### Given data:
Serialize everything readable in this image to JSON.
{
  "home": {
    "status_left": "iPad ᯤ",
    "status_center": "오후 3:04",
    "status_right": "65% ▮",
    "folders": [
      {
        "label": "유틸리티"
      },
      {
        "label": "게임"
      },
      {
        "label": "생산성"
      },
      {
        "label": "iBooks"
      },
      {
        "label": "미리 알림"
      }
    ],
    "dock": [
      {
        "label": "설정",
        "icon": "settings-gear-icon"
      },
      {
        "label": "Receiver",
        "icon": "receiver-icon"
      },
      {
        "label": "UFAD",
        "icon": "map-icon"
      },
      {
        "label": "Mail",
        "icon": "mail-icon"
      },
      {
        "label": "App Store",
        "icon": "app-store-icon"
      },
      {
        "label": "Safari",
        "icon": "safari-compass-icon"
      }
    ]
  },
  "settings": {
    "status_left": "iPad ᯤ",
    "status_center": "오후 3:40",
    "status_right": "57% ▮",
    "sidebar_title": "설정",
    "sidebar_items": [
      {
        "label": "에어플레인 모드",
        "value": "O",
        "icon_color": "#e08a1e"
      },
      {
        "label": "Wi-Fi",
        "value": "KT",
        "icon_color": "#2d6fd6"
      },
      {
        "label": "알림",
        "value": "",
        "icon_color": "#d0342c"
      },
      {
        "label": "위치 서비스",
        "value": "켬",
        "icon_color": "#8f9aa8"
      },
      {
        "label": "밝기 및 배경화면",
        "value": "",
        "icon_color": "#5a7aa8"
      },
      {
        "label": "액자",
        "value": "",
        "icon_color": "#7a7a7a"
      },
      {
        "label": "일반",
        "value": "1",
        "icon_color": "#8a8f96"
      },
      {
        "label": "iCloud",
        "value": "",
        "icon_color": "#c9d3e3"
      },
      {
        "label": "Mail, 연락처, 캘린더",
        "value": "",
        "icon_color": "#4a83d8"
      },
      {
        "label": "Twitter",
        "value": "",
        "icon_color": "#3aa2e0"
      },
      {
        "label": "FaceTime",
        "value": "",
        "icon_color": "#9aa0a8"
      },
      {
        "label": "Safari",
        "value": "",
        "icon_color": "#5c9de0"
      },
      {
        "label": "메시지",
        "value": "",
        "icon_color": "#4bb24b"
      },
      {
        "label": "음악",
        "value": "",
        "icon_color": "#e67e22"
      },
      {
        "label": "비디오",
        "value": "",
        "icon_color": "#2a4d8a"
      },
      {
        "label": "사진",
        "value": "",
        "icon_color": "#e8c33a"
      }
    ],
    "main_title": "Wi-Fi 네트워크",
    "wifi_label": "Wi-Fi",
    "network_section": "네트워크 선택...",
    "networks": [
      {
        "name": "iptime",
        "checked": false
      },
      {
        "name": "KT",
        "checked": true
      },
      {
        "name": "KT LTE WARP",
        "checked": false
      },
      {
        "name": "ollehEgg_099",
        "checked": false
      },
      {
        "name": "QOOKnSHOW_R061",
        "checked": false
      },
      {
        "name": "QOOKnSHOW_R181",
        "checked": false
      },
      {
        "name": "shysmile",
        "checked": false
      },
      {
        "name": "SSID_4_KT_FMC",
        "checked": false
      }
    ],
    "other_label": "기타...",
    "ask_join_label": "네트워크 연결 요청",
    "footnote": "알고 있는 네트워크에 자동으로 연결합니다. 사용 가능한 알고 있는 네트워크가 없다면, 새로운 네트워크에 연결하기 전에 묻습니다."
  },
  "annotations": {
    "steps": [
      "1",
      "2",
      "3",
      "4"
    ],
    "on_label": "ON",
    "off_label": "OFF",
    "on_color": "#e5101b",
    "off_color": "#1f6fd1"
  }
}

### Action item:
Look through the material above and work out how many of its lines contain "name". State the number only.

### The completed task:
8